The winning landscape in this year's $50,000 Glover Prize is an artistic rendering of Lake Pedder as viewed from Google Earth.
Piers Greville's Pedder Prime Cuts was celebrated by the judges for its mix of digital technology and traditional painting, which judge Barry Keldoulis said was keeping landscape painting contemporary.
"There's a lot of good work among the finalists this year, but this one stood out for its engagement with a 21st-century way of appreciating the landscape, through science as well as personal experience," he said.
Artist Piers Greville aimed to comment on the way we view the landscape in the modern world - just as likely through a screen than by being absorbed in the reality of the natural world.
It is based on a combination of photos and sketches captured by Greville on a trip to Lake Pedder, in Tasmania's South-West, and the satellite view of the lake as seen through Google Earth.
"The prime view we have of the earth now is through that digital realm," he said.
"I know if I'm going somewhere, I'll research it, by doing a Goggle search, a map view, reading blog posts and reviews - and then while you're there, even, you'll be looking at it through your phone, and then when you leave you're looking back at it through Facebook or Instagram.
"There's all these other levels in which we view the world, it's the way we look at landscape now, and I think it's important when painting to look through a contemporary prism of view."

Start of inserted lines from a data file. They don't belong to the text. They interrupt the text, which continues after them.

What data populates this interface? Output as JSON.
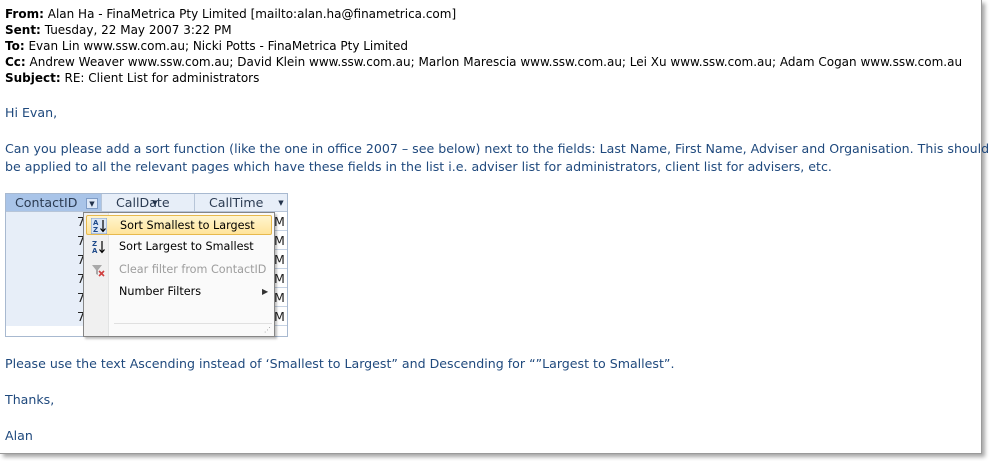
{
  "headers": {
    "from_label": "From:",
    "from_value": "Alan Ha - FinaMetrica Pty Limited [mailto:alan.ha@finametrica.com]",
    "sent_label": "Sent:",
    "sent_value": "Tuesday, 22 May 2007 3:22 PM",
    "to_label": "To:",
    "to_value": "Evan Lin www.ssw.com.au; Nicki Potts - FinaMetrica Pty Limited",
    "cc_label": "Cc:",
    "cc_value": "Andrew Weaver www.ssw.com.au; David Klein www.ssw.com.au; Marlon Marescia www.ssw.com.au; Lei Xu www.ssw.com.au; Adam Cogan www.ssw.com.au",
    "subject_label": "Subject:",
    "subject_value": "RE: Client List for administrators"
  },
  "body": {
    "greeting": "Hi Evan,",
    "para1_line1": "Can you please add a sort function (like the one in office 2007 – see below) next to the fields: Last Name, First Name, Adviser and Organisation. This should",
    "para1_line2": "be applied to all the relevant pages which have these fields in the list i.e. adviser list for administrators, client list for advisers, etc.",
    "para2": "Please use the text Ascending instead of ‘Smallest to Largest” and Descending for “”Largest to Smallest”.",
    "thanks": "Thanks,",
    "signature": "Alan"
  },
  "grid": {
    "columns": [
      "ContactID",
      "CallDate",
      "CallTime"
    ],
    "dropdown_glyph": "▼",
    "rows": [
      {
        "id": "7",
        "time_frag": "M"
      },
      {
        "id": "7",
        "time_frag": "M"
      },
      {
        "id": "7",
        "time_frag": "M"
      },
      {
        "id": "7",
        "time_frag": "M"
      },
      {
        "id": "7",
        "time_frag": "M"
      },
      {
        "id": "7",
        "time_frag": "M"
      }
    ]
  },
  "menu": {
    "items": [
      {
        "label": "Sort Smallest to Largest",
        "icon": "sort-ascending-icon",
        "highlighted": true
      },
      {
        "label": "Sort Largest to Smallest",
        "icon": "sort-descending-icon"
      },
      {
        "label": "Clear filter from ContactID",
        "icon": "clear-filter-icon",
        "disabled": true
      },
      {
        "label": "Number Filters",
        "submenu_glyph": "▶"
      }
    ],
    "icon_letter_a": "A",
    "icon_letter_z": "Z",
    "grip_glyph": "⋰"
  },
  "colors": {
    "body_text": "#1f497d",
    "header_text": "#000000",
    "grid_header_selected": "#a9c4e8",
    "menu_highlight": "#ffe49b"
  }
}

The work was created using layers of red, blue and green translucent paint - the same colours visuals on a screen are created with - contrasted against a grey background.
The grey paint was mixed by Greville using concrete dust.
Greville is a recent graduate of the Victorian College of the Arts with a Masters of Fine Art, where he was awarded the was awarded both the Dominik Mersch Gallery Award.
This is his first year as a Glover Prize finalist.
The Glover Prize 2019 was judged by Arts Fairs Australia chief executive Barry Keldoulis, leading contemporary artist Joan Ross, and Tasmanian Museum and Art Gallery director Janet Carding.
- The Glover Prize exhibition, with the 42 final works, is open at the Falls Park Pavilion, Evandale, from Saturday, March 9 to Saturday, March 16, $10 including catalogue.